Warnings (mentioned by author in book): Mental illness (bipolar), blood use in magic, gun violence, war, colonialism, racism, descriptions of dead bodies, mention of reproductive coercion, mentions of torture, mention of suicide Heidi Heilig has created a piece of art that is multi-faceted in characters, writing structures and plot points. Within this she has interwoven an own voice struggle as a bipolar woman through the main character, Jetta, who simply refers to it as her malheur, the french word for misfortune. Heilig discusses writing a bipolar heroine at the end of the book. She balances writing Jetta's manic highs driving her family's successful shadow plays, her ability to defend herself and control spirits through necromancy. However, it also causes rash decisions and leads to actions that harms herself and those she cares the most about. This comes with the depressive lows where she withdraws, panics and sleeps due to the exhaustion of fighting it all because of a driving resilience, intelligence and need to not have her malheur define who she is nor her life.
Adaobi Tricia Nwaubani interlaces coming of age rituals, best friends and foreshadowing to set-up the fictional retelling of 2014's terrorist raid of a Nigerian village based on the stories of those women that survived.

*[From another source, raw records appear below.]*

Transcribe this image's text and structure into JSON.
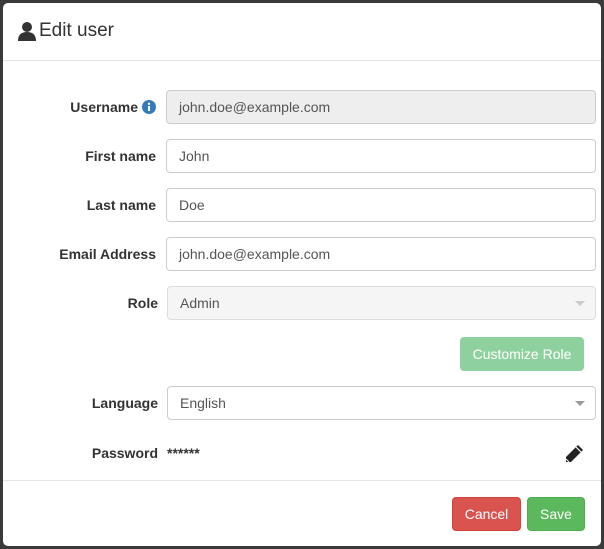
{
  "modal": {
    "title": "Edit user",
    "title_icon": "user-icon"
  },
  "form": {
    "username": {
      "label": "Username",
      "value": "john.doe@example.com",
      "info_icon": "info-circle-icon"
    },
    "first_name": {
      "label": "First name",
      "value": "John"
    },
    "last_name": {
      "label": "Last name",
      "value": "Doe"
    },
    "email": {
      "label": "Email Address",
      "value": "john.doe@example.com"
    },
    "role": {
      "label": "Role",
      "value": "Admin"
    },
    "customize_role": "Customize Role",
    "language": {
      "label": "Language",
      "value": "English"
    },
    "password": {
      "label": "Password",
      "value": "******",
      "edit_icon": "pencil-icon"
    }
  },
  "footer": {
    "cancel": "Cancel",
    "save": "Save"
  },
  "colors": {
    "info": "#337ab7",
    "success": "#5cb85c",
    "success_disabled": "#8fd19e",
    "danger": "#d9534f"
  }
}
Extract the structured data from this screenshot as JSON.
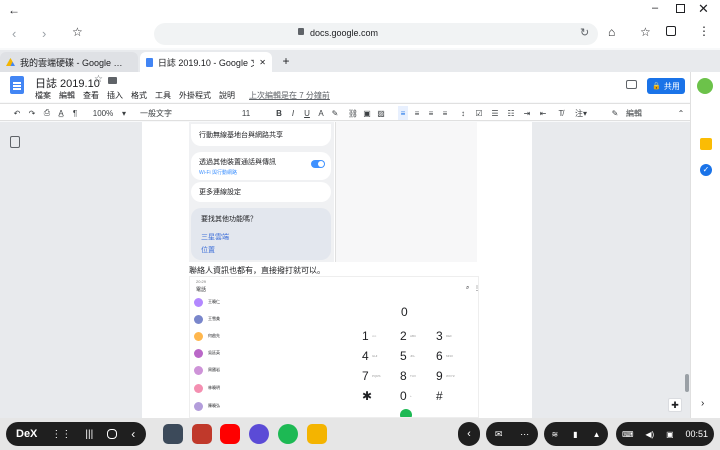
{
  "browser": {
    "url": "docs.google.com",
    "tabs": [
      {
        "label": "我的雲端硬碟 - Google 雲端硬碟"
      },
      {
        "label": "日誌 2019.10 - Google 文件"
      }
    ]
  },
  "doc": {
    "title": "日誌 2019.10",
    "menus": [
      "檔案",
      "編輯",
      "查看",
      "插入",
      "格式",
      "工具",
      "外掛程式",
      "說明"
    ],
    "last_edit": "上次編輯是在 7 分鐘前",
    "share_label": "共用",
    "toolbar": {
      "zoom": "100%",
      "style": "一般文字",
      "font_size": "11",
      "mode": "編輯"
    },
    "body_text": "聯絡人資訊也都有，直接撥打就可以。"
  },
  "settings_shot": {
    "items": [
      {
        "label": "行動無線基地台與網路共享"
      },
      {
        "label": "透過其他裝置通話與傳訊",
        "sublabel": "Wi-Fi 與行動網路"
      },
      {
        "label": "更多連線設定"
      }
    ],
    "suggest": {
      "title": "要找其他功能嗎？",
      "links": [
        "三星雲端",
        "位置"
      ]
    }
  },
  "dialer_shot": {
    "header_time": "20:29",
    "tab_label": "電話",
    "contacts": [
      {
        "name": "王曉仁",
        "color": "#b388ff"
      },
      {
        "name": "王雪美",
        "color": "#7986cb"
      },
      {
        "name": "何啟先",
        "color": "#ffb74d"
      },
      {
        "name": "吳廷英",
        "color": "#ba68c8"
      },
      {
        "name": "周國岩",
        "color": "#ce93d8"
      },
      {
        "name": "林曉明",
        "color": "#f48fb1"
      },
      {
        "name": "陳曉弘",
        "color": "#b39ddb"
      }
    ],
    "display": "0",
    "keys": [
      {
        "digit": "1",
        "sub": "∞∞"
      },
      {
        "digit": "2",
        "sub": "ABC"
      },
      {
        "digit": "3",
        "sub": "DEF"
      },
      {
        "digit": "4",
        "sub": "GHI"
      },
      {
        "digit": "5",
        "sub": "JKL"
      },
      {
        "digit": "6",
        "sub": "MNO"
      },
      {
        "digit": "7",
        "sub": "PQRS"
      },
      {
        "digit": "8",
        "sub": "TUV"
      },
      {
        "digit": "9",
        "sub": "WXYZ"
      },
      {
        "digit": "✱",
        "sub": ""
      },
      {
        "digit": "0",
        "sub": "+"
      },
      {
        "digit": "#",
        "sub": ""
      }
    ]
  },
  "taskbar": {
    "dex_label": "DeX",
    "clock": "00:51"
  },
  "colors": {
    "accent": "#1a73e8",
    "toggle": "#3e91ff",
    "taskbar_pill": "#1f1f1f"
  }
}
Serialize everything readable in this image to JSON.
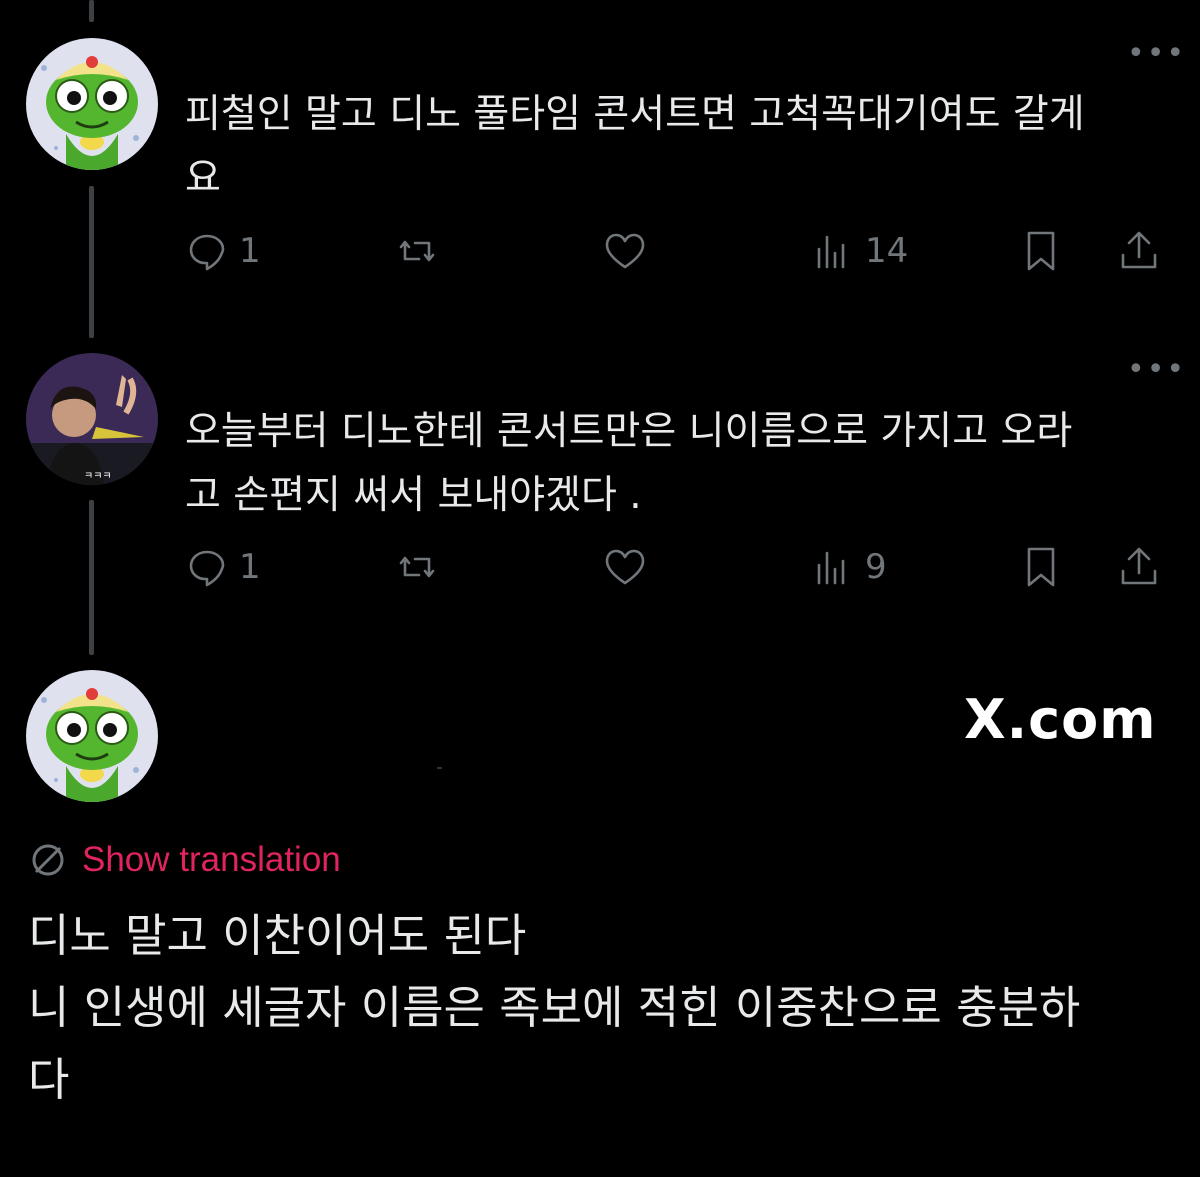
{
  "brand": {
    "label": "X.com"
  },
  "colors": {
    "background": "#000000",
    "text": "#e7e9ea",
    "muted": "#71767b",
    "translation_link": "#e0245e",
    "thread_line": "#3e4144"
  },
  "replies": [
    {
      "avatar_icon": "frog-character-avatar",
      "more_label": "•••",
      "text_lines": [
        "피철인 말고 디노 풀타임 콘서트면 고척꼭대기여도 갈게",
        "요"
      ],
      "reply_count": "1",
      "view_count": "14"
    },
    {
      "avatar_icon": "person-photo-avatar",
      "more_label": "•••",
      "text_lines": [
        "오늘부터 디노한테 콘서트만은 니이름으로 가지고 오라",
        "고 손편지 써서 보내야겠다 ."
      ],
      "reply_count": "1",
      "view_count": "9"
    }
  ],
  "main_post": {
    "avatar_icon": "frog-character-avatar",
    "translate_icon": "globe-icon",
    "translate_label": "Show translation",
    "text_lines": [
      "디노 말고 이찬이어도 된다",
      "니 인생에 세글자 이름은 족보에 적힌 이중찬으로 충분하",
      "다"
    ]
  }
}
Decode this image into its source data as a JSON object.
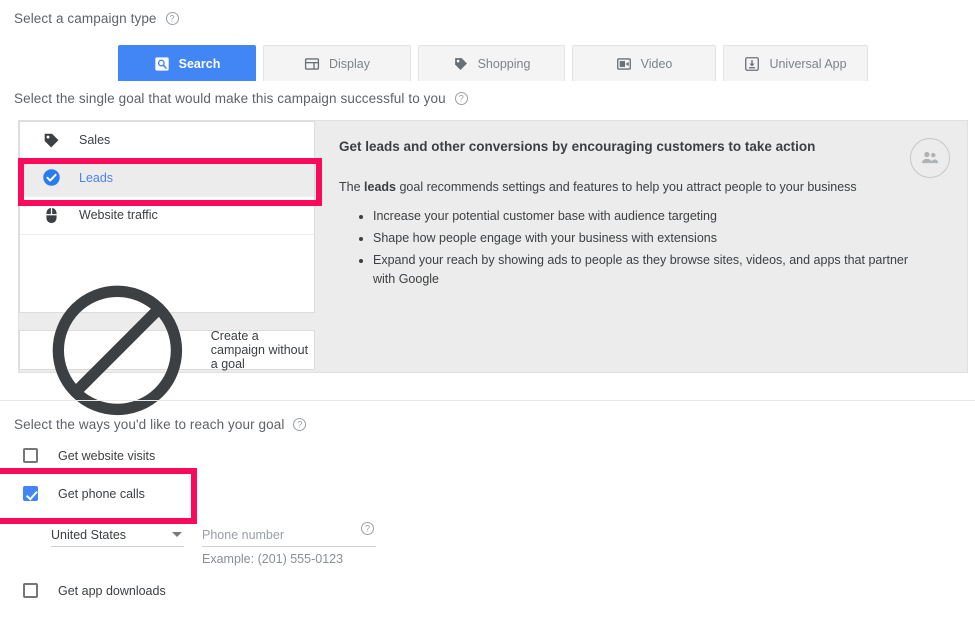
{
  "campaign_type": {
    "label": "Select a campaign type",
    "help_icon": "help-icon",
    "tabs": [
      {
        "label": "Search",
        "icon": "search-icon",
        "selected": true
      },
      {
        "label": "Display",
        "icon": "display-icon",
        "selected": false
      },
      {
        "label": "Shopping",
        "icon": "shopping-tag-icon",
        "selected": false
      },
      {
        "label": "Video",
        "icon": "video-camera-icon",
        "selected": false
      },
      {
        "label": "Universal App",
        "icon": "app-download-icon",
        "selected": false
      }
    ]
  },
  "goal_section": {
    "label": "Select the single goal that would make this campaign successful to you",
    "help_icon": "help-icon",
    "goals": [
      {
        "label": "Sales",
        "icon": "tag-icon",
        "selected": false
      },
      {
        "label": "Leads",
        "icon": "check-circle-icon",
        "selected": true
      },
      {
        "label": "Website traffic",
        "icon": "mouse-icon",
        "selected": false
      }
    ],
    "no_goal": {
      "label": "Create a campaign without a goal",
      "icon": "no-entry-icon"
    },
    "detail": {
      "avatar_icon": "people-group-icon",
      "heading": "Get leads and other conversions by encouraging customers to take action",
      "subtext_prefix": "The ",
      "subtext_bold": "leads",
      "subtext_suffix": " goal recommends settings and features to help you attract people to your business",
      "bullets": [
        "Increase your potential customer base with audience targeting",
        "Shape how people engage with your business with extensions",
        "Expand your reach by showing ads to people as they browse sites, videos, and apps that partner with Google"
      ]
    }
  },
  "ways_section": {
    "label": "Select the ways you'd like to reach your goal",
    "help_icon": "help-icon",
    "options": [
      {
        "label": "Get website visits",
        "checked": false
      },
      {
        "label": "Get phone calls",
        "checked": true
      },
      {
        "label": "Get app downloads",
        "checked": false
      }
    ],
    "phone": {
      "country_value": "United States",
      "country_caret_icon": "chevron-down-icon",
      "number_placeholder": "Phone number",
      "number_value": "",
      "help_icon": "help-icon",
      "example": "Example: (201) 555-0123"
    }
  },
  "annotations": {
    "color": "#fa0a5a",
    "boxes": [
      "leads-goal-highlight",
      "get-phone-calls-highlight"
    ]
  }
}
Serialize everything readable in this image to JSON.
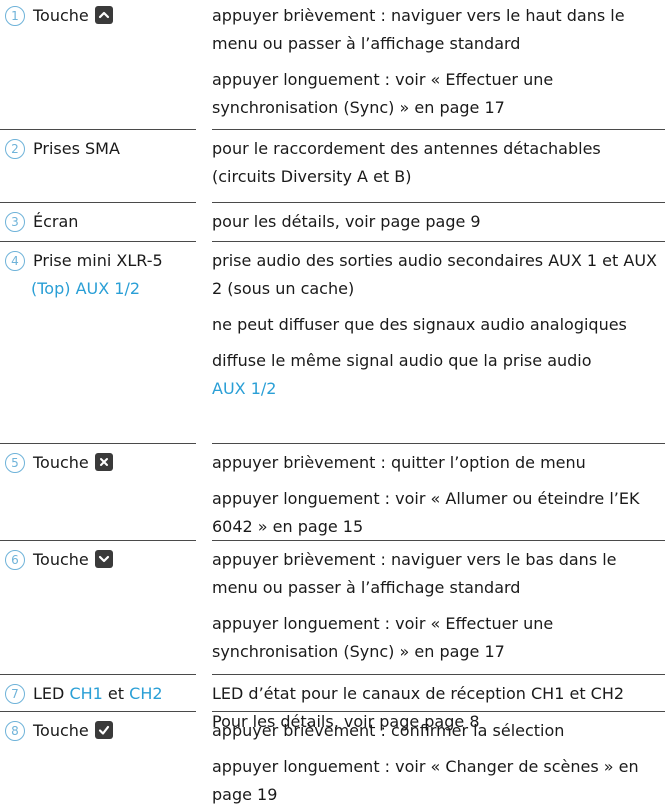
{
  "rows": [
    {
      "number": "1",
      "label": "Touche",
      "key_icon": "chevron-up-icon",
      "descriptions": [
        "appuyer brièvement : naviguer vers le haut dans le menu ou passer à l’affichage standard",
        "appuyer longuement : voir « Effectuer une synchronisation (Sync) » en page 17"
      ]
    },
    {
      "number": "2",
      "label": "Prises SMA",
      "descriptions": [
        "pour le raccordement des antennes détachables (circuits Diversity A et B)"
      ]
    },
    {
      "number": "3",
      "label": "Écran",
      "descriptions": [
        "pour les détails, voir page page 9"
      ]
    },
    {
      "number": "4",
      "label": "Prise mini XLR-5",
      "label_line2": "(Top) AUX 1/2",
      "descriptions": [
        "prise audio des sorties audio secondaires AUX 1 et AUX 2 (sous un cache)",
        "ne peut diffuser que des signaux audio analogiques",
        "diffuse le même signal audio que la prise audio"
      ],
      "desc_link": "AUX 1/2"
    },
    {
      "number": "5",
      "label": "Touche",
      "key_icon": "close-icon",
      "descriptions": [
        "appuyer brièvement : quitter l’option de menu",
        "appuyer longuement : voir « Allumer ou éteindre l’EK 6042 » en page 15"
      ]
    },
    {
      "number": "6",
      "label": "Touche",
      "key_icon": "chevron-down-icon",
      "descriptions": [
        "appuyer brièvement : naviguer vers le bas dans le menu ou passer à l’affichage standard",
        "appuyer longuement : voir « Effectuer une synchronisation (Sync) » en page 17"
      ]
    },
    {
      "number": "7",
      "label_parts": [
        "LED",
        "CH1",
        "et",
        "CH2"
      ],
      "descriptions": [
        "LED d’état pour le canaux de réception CH1 et CH2",
        "Pour les détails, voir page page 8"
      ]
    },
    {
      "number": "8",
      "label": "Touche",
      "key_icon": "check-icon",
      "descriptions": [
        "appuyer brièvement : confirmer la sélection",
        "appuyer longuement : voir « Changer de scènes » en page 19"
      ]
    }
  ]
}
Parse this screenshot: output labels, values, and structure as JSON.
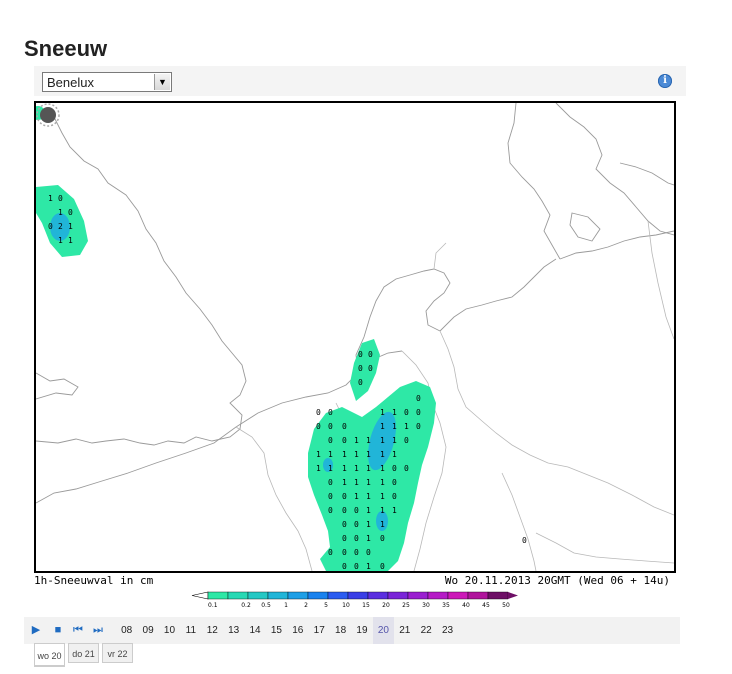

Fresh Ink is an anthology of “twelve label-defying” stories. For those familiar with Point-of-View short story works that have recently come out, Fresh Ink is not centered on a central plot point. For instance, it isn’t the same as Feral Youth by Shaun David Hutchinson (a fantastic read if you get the chance). Edited by the co-founder of We Need Diverse Books, Lamar Giles, the anthology includes topics on coming out, poverty, untimely death, transitioning and romance. I am not going to go through every story, but I am going to talk about my favorites without giving too much away. Dedicated to the late, great Walter Dean Myers, I am going to leave Tags for last.